I think there are two additional steps that need to be taken – better understand and educate State Bar members about the challenges faced by lawyers that struggle with implicit bias; and continue to speak out against inappropriate behavior in the profession leading by example in dealing with inappropriate implicit biases. Education is an important next step along with efforts to address negative behavior.
Racial inequity in the criminal justice system is an important and daunting priority as is dealing with diversity and inclusion in the legal profession. The State Bar must be a player with other segments of society to address this issue from judges to prosecutors to law enforcement to the Legislature. The bar has embarked on educational programming efforts but must push for improvement. The State Bar president must be a leader in asking the questions and coordinating the efforts with other organizations. Developing lawyer awareness of the problem is just as important as finding solutions for the problem.
What, if anything, should the State Bar be doing differently to ensure the organization is providing significant value for all members?
Dean Dietrich: I have heard many candidates talk about providing significant value to all State Bar members. The State Bar must continue to monitor the needs of members and address those needs with helpful services and programs.
The State Bar strives to provide educational programming and training for lawyers to be successful and effectively run their law practice. The State Bar is addressing diversity and inclusion within its governance structure and finding successors for future leadership of the Bar. Many bar members believe these efforts are not helping them directly. Bar members want help improving the law business that they run and want the State Bar to provide cheap but quality continuing education programs. We must also focus on influencing our communities and government to make the right decisions for the betterment of society and continue to maintain focus on the profession of lawyering. The State Bar, through its leadership, must make sure that it is continuing to chart a path to address all these needs for its members.
John Danner:When I served on Board of Governors, the finance committee and the strategic planning committee began a joint program to undertake cost/benefit analyses of the various programs then being offered.

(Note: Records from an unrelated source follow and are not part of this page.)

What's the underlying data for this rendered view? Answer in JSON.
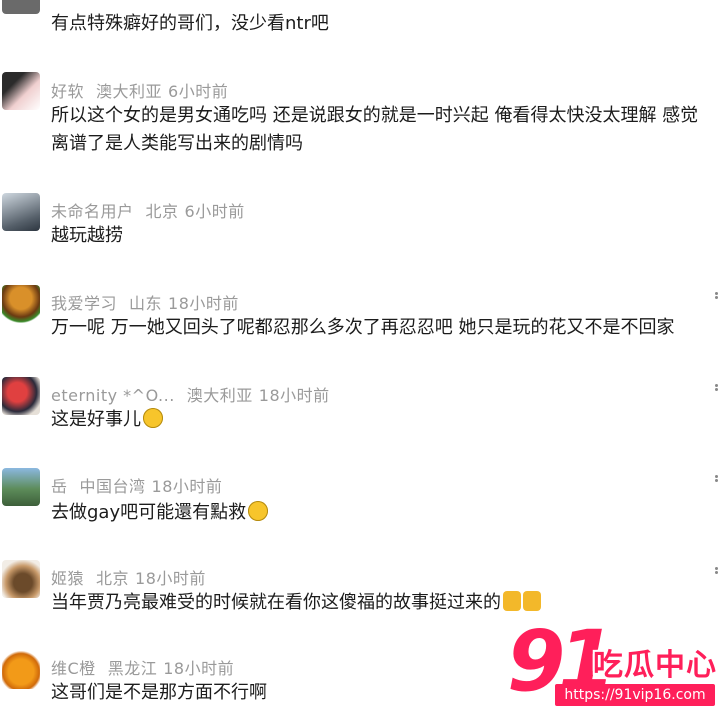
{
  "comments": [
    {
      "user": "",
      "location": "",
      "time": "",
      "text": "有点特殊癖好的哥们，没少看ntr吧"
    },
    {
      "user": "好软",
      "location": "澳大利亚",
      "time": "6小时前",
      "text": "所以这个女的是男女通吃吗 还是说跟女的就是一时兴起 俺看得太快没太理解 感觉",
      "text2": "离谱了是人类能写出来的剧情吗"
    },
    {
      "user": "未命名用户",
      "location": "北京",
      "time": "6小时前",
      "text": "越玩越捞"
    },
    {
      "user": "我爱学习",
      "location": "山东",
      "time": "18小时前",
      "text": "万一呢 万一她又回头了呢都忍那么多次了再忍忍吧  她只是玩的花又不是不回家"
    },
    {
      "user": "eternity *^O...",
      "location": "澳大利亚",
      "time": "18小时前",
      "text": "这是好事儿"
    },
    {
      "user": "岳",
      "location": "中国台湾",
      "time": "18小时前",
      "text": "去做gay吧可能還有點救"
    },
    {
      "user": "姬猿",
      "location": "北京",
      "time": "18小时前",
      "text": "当年贾乃亮最难受的时候就在看你这傻福的故事挺过来的"
    },
    {
      "user": "维C橙",
      "location": "黑龙江",
      "time": "18小时前",
      "text": "这哥们是不是那方面不行啊"
    }
  ],
  "watermark": {
    "number": "91",
    "title": "吃瓜中心",
    "url": "https://91vip16.com"
  },
  "colors": {
    "meta": "#9a9a9a",
    "text": "#1c1c1c",
    "brand": "#ff1f5a"
  }
}
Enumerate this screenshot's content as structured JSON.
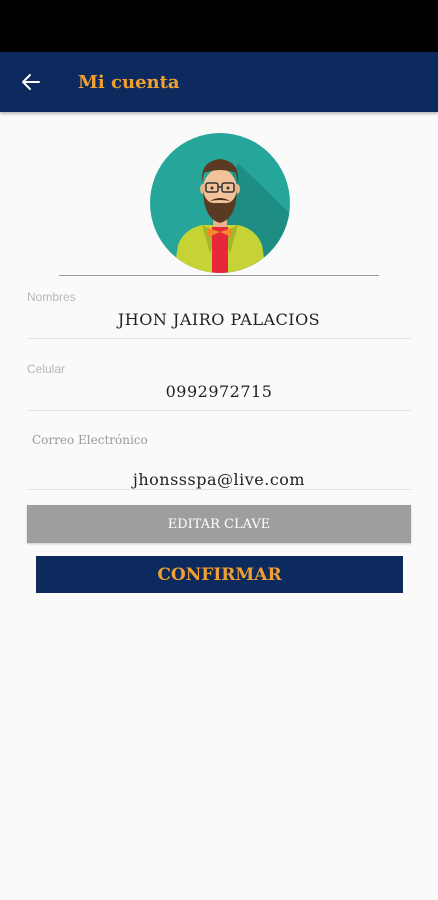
{
  "header": {
    "title": "Mi cuenta",
    "back_icon": "arrow-left-icon"
  },
  "profile": {
    "avatar_icon": "bearded-man-avatar-icon"
  },
  "fields": {
    "nombres": {
      "label": "Nombres",
      "value": "JHON JAIRO PALACIOS"
    },
    "celular": {
      "label": "Celular",
      "value": "0992972715"
    },
    "correo": {
      "label": "Correo Electrónico",
      "value": "jhonssspa@live.com"
    }
  },
  "buttons": {
    "editar_clave": "EDITAR CLAVE",
    "confirmar": "CONFIRMAR"
  },
  "colors": {
    "primary": "#0d2a5e",
    "accent": "#f0a030",
    "avatar_bg": "#26a69a",
    "secondary_button": "#9e9e9e"
  }
}
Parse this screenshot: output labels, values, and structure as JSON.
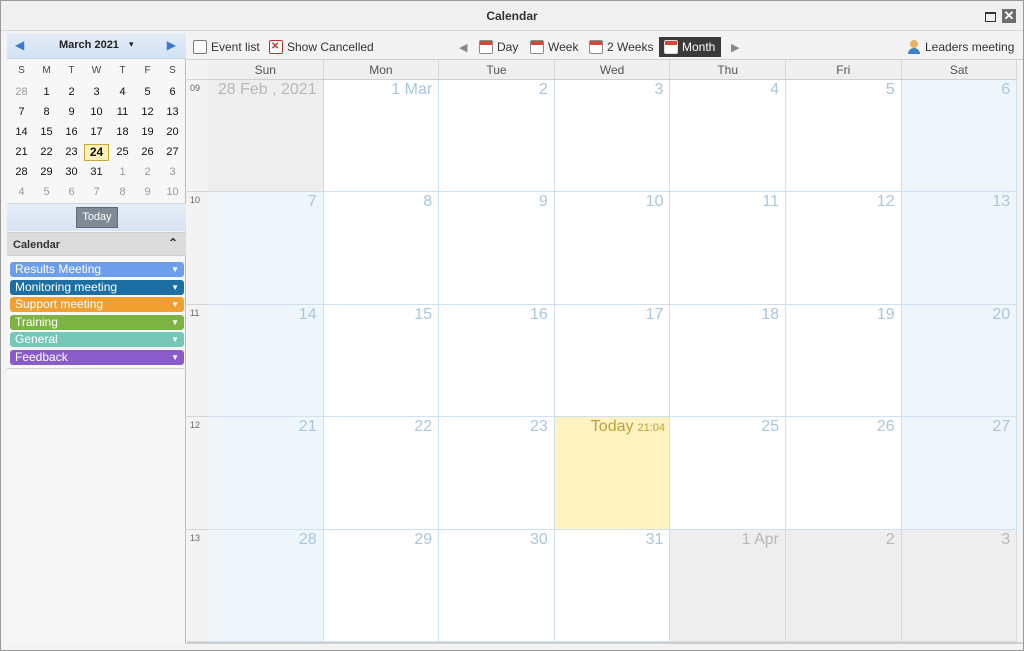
{
  "window": {
    "title": "Calendar",
    "close_glyph": "✕"
  },
  "mini_calendar": {
    "month_label": "March 2021",
    "prev_glyph": "◀",
    "next_glyph": "▶",
    "dropdown_glyph": "▾",
    "weekdays": [
      "S",
      "M",
      "T",
      "W",
      "T",
      "F",
      "S"
    ],
    "weeks": [
      [
        "28",
        "1",
        "2",
        "3",
        "4",
        "5",
        "6"
      ],
      [
        "7",
        "8",
        "9",
        "10",
        "11",
        "12",
        "13"
      ],
      [
        "14",
        "15",
        "16",
        "17",
        "18",
        "19",
        "20"
      ],
      [
        "21",
        "22",
        "23",
        "24",
        "25",
        "26",
        "27"
      ],
      [
        "28",
        "29",
        "30",
        "31",
        "1",
        "2",
        "3"
      ],
      [
        "4",
        "5",
        "6",
        "7",
        "8",
        "9",
        "10"
      ]
    ],
    "today_button": "Today"
  },
  "calendars_panel": {
    "title": "Calendar",
    "collapse_glyph": "⌃",
    "items": [
      {
        "label": "Results Meeting",
        "color": "#6d9eeb"
      },
      {
        "label": "Monitoring meeting",
        "color": "#1d6fa3"
      },
      {
        "label": "Support meeting",
        "color": "#f0a030"
      },
      {
        "label": "Training",
        "color": "#7cb342"
      },
      {
        "label": "General",
        "color": "#76c7b7"
      },
      {
        "label": "Feedback",
        "color": "#8a5cc9"
      }
    ]
  },
  "toolbar": {
    "event_list": "Event list",
    "show_cancelled": "Show Cancelled",
    "prev_glyph": "◀",
    "next_glyph": "▶",
    "views": [
      "Day",
      "Week",
      "2 Weeks",
      "Month"
    ],
    "active_view": "Month",
    "user": "Leaders meeting"
  },
  "month_view": {
    "day_headers": [
      "Sun",
      "Mon",
      "Tue",
      "Wed",
      "Thu",
      "Fri",
      "Sat"
    ],
    "weeks": [
      {
        "number": "09",
        "days": [
          "28 Feb , 2021",
          "1 Mar",
          "2",
          "3",
          "4",
          "5",
          "6"
        ]
      },
      {
        "number": "10",
        "days": [
          "7",
          "8",
          "9",
          "10",
          "11",
          "12",
          "13"
        ]
      },
      {
        "number": "11",
        "days": [
          "14",
          "15",
          "16",
          "17",
          "18",
          "19",
          "20"
        ]
      },
      {
        "number": "12",
        "days": [
          "21",
          "22",
          "23",
          "Today",
          "25",
          "26",
          "27"
        ]
      },
      {
        "number": "13",
        "days": [
          "28",
          "29",
          "30",
          "31",
          "1 Apr",
          "2",
          "3"
        ]
      }
    ],
    "today_time": "21:04"
  }
}
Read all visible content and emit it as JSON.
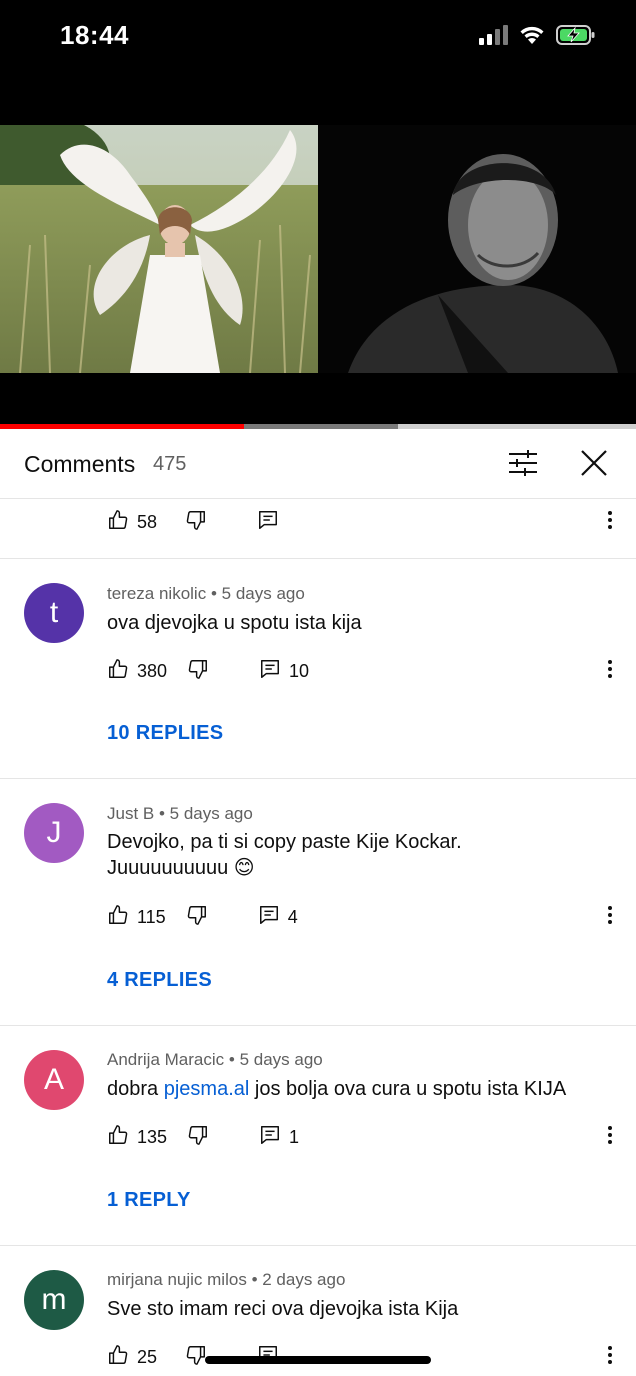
{
  "status_bar": {
    "time": "18:44"
  },
  "comments_panel": {
    "title": "Comments",
    "count": "475"
  },
  "top_partial_comment": {
    "likes": "58"
  },
  "comments": [
    {
      "avatar_letter": "t",
      "avatar_color": "#5533a8",
      "author": "tereza nikolic",
      "time": "5 days ago",
      "text": "ova djevojka u spotu ista kija",
      "likes": "380",
      "reply_count": "10",
      "replies_label": "10 REPLIES"
    },
    {
      "avatar_letter": "J",
      "avatar_color": "#a25ac2",
      "author": "Just B",
      "time": "5 days ago",
      "text_line1": "Devojko, pa ti si copy paste Kije Kockar.",
      "text_line2": "Juuuuuuuuuu 😊",
      "likes": "115",
      "reply_count": "4",
      "replies_label": "4 REPLIES"
    },
    {
      "avatar_letter": "A",
      "avatar_color": "#e0486f",
      "author": "Andrija Maracic",
      "time": "5 days ago",
      "text_before": "dobra ",
      "text_link": "pjesma.al",
      "text_after": " jos bolja ova cura u spotu ista KIJA",
      "likes": "135",
      "reply_count": "1",
      "replies_label": "1 REPLY"
    },
    {
      "avatar_letter": "m",
      "avatar_color": "#1e5a45",
      "author": "mirjana nujic milos",
      "time": "2 days ago",
      "text": "Sve sto imam reci ova djevojka ista Kija",
      "likes": "25"
    }
  ],
  "video": {
    "progress_played": 0.384,
    "progress_buffered": 0.625
  },
  "icons": [
    "signal-icon",
    "wifi-icon",
    "battery-charging-icon",
    "filter-icon",
    "close-icon",
    "like-icon",
    "dislike-icon",
    "reply-icon",
    "more-vertical-icon"
  ]
}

Today, prior to the presentation of the annual budget by the finance committee to the Executive Committee and Board of Governors, that annually appointed joint committee reviews budget requests from the various divisions and committees to determine if proposed expenditures fit within the parameters of the State Bar’s mission. This effort has been effective. The annual review needs to continue and perhaps be refined as the membership in the State Bar continues to decline through retirements and fewer lawyers choosing to practice in Wisconsin.
Bonus Question: Finish this sentence in 30 words or less: I am the best person to lead the State Bar because…
Dean Dietrich: I have dedicated significant time helping lawyers be successful in addressing professional responsibility concerns and I would have that same level of dedication helping meet the needs of our membership.
John Danner: In addition to my stated goals, my commitment to active involvement in the State bar is unwavering and I will seek to instill that attitude among less involved members.